By Michael Clark
In what is essentially a variation on the author's own landmark novel "Pride and Prejudice," "Becoming Jane" is an uneven story of Jane Austen's life prior to fame and fortune.
There's a lot to like about the movie, particularly Anne Hathaway's charming and graceful portrayal of the title character.
Having successfully graduated beyond teenage fantasy fluff ("The Princess Diaries" franchise, "Ella Enchanted"), Hathaway had her first "adult" role in "Brokeback Mountain," where she proved she had true staying power. Her lead performance in "The Devil Wears Prada" was a step backwards, as she was summarily upstaged by Meryl Streep and Emily Blunt.
"Becoming Jane" shows a future favorite leading lady finally harnessing her considerable talents. If she sticks with the right material, Hathaway could become the next Streep, if not the next Julia Roberts.
However impressive she may be, Hathaway is never able to completely transcend the movie's iffy screenplay and inconsistent production values. "Becoming Jane" is a standard-issue period piece cut from second-hand Merchant/Ivory cloth.
While the film is a marked improvement over his last effort, "Kinky Boots," taking on such an important historical figure is beyond the talents of director Julian Jarrold. It doesn't help Jarrold's cause that the script by Kevin Hood and Sarah Williams tosses in far too much superfluous and fictional subplot. With a character as rich and as complex as Austen, a straight-ahead biography would have worked far better. The movie also never sufficiently explains or delves into Austen's writing process.
In the late 18th century, women - particularly English women - were only as good as the men they married. Austen's parents (Julie Walters and James Cromwell) married for love, not money, and at least one of them was determined Jane and her sister Cassandra (Anna Maxwell Martin) wouldn't make the same mistake.
Jane was willing to go along with the plan and marry a rich but boring guy until the financially strapped Irish lawyer Tom Lefroy (James McAvoy) blew into her life. A handsome rogue with a penchant for bare-knuckle brawling, Tom provided that bad-boy level of danger to which so many women are drawn.

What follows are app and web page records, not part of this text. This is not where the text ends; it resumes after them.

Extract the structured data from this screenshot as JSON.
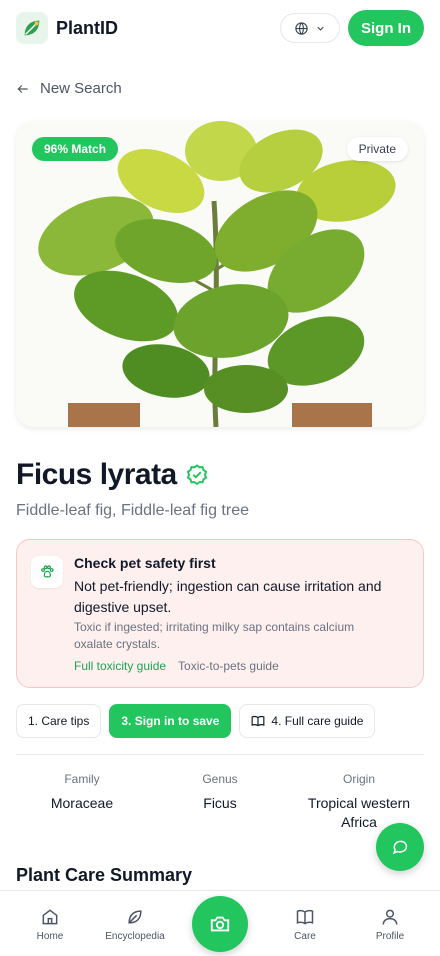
{
  "header": {
    "brand": "PlantID",
    "signin_label": "Sign In",
    "logo_icon": "leaf-logo-icon",
    "language_icon": "globe-icon"
  },
  "nav": {
    "back_label": "New Search"
  },
  "photo": {
    "match_badge": "96% Match",
    "privacy_badge": "Private"
  },
  "plant": {
    "name": "Ficus lyrata",
    "common_names": "Fiddle-leaf fig, Fiddle-leaf fig tree",
    "verified_icon": "verified-check-icon"
  },
  "pet_safety": {
    "heading": "Check pet safety first",
    "summary": "Not pet-friendly; ingestion can cause irritation and digestive upset.",
    "detail": "Toxic if ingested; irritating milky sap contains calcium oxalate crystals.",
    "link_toxicity": "Full toxicity guide",
    "link_pets": "Toxic-to-pets guide",
    "icon": "paw-icon"
  },
  "steps": [
    {
      "label": "1. Care tips"
    },
    {
      "label": "3. Sign in to save"
    },
    {
      "label": "4. Full care guide"
    }
  ],
  "taxonomy": [
    {
      "label": "Family",
      "value": "Moraceae"
    },
    {
      "label": "Genus",
      "value": "Ficus"
    },
    {
      "label": "Origin",
      "value": "Tropical western Africa"
    }
  ],
  "section": {
    "care_summary_title": "Plant Care Summary"
  },
  "bottom_nav": [
    {
      "label": "Home",
      "icon": "home-icon"
    },
    {
      "label": "Encyclopedia",
      "icon": "leaf-icon"
    },
    {
      "label": "Care",
      "icon": "book-icon"
    },
    {
      "label": "Profile",
      "icon": "user-icon"
    }
  ],
  "colors": {
    "accent": "#22c55e",
    "danger_bg": "#fdf0ef",
    "danger_border": "#f4c9c5"
  }
}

The not-so-instantly smitten Jane was certainly one of them.
The filmmakers handle the love story subplot as if it were part of a below-average American romantic comedy. Jane and Tom start at odds, fall head over heels, then squabble some more. In the end, to the writers' credit, the relationship is taken in an unexpected direction. It's original, but it's also too little, too late. The generic damage has already been done.
The Austen faithful will want to check this movie out, if only for curiosity's sake, but they'll likely walk away feeling they were treated to just an interesting prologue and epitaph. The true body of Austen's life and her work are nowhere to be found. (Miramax)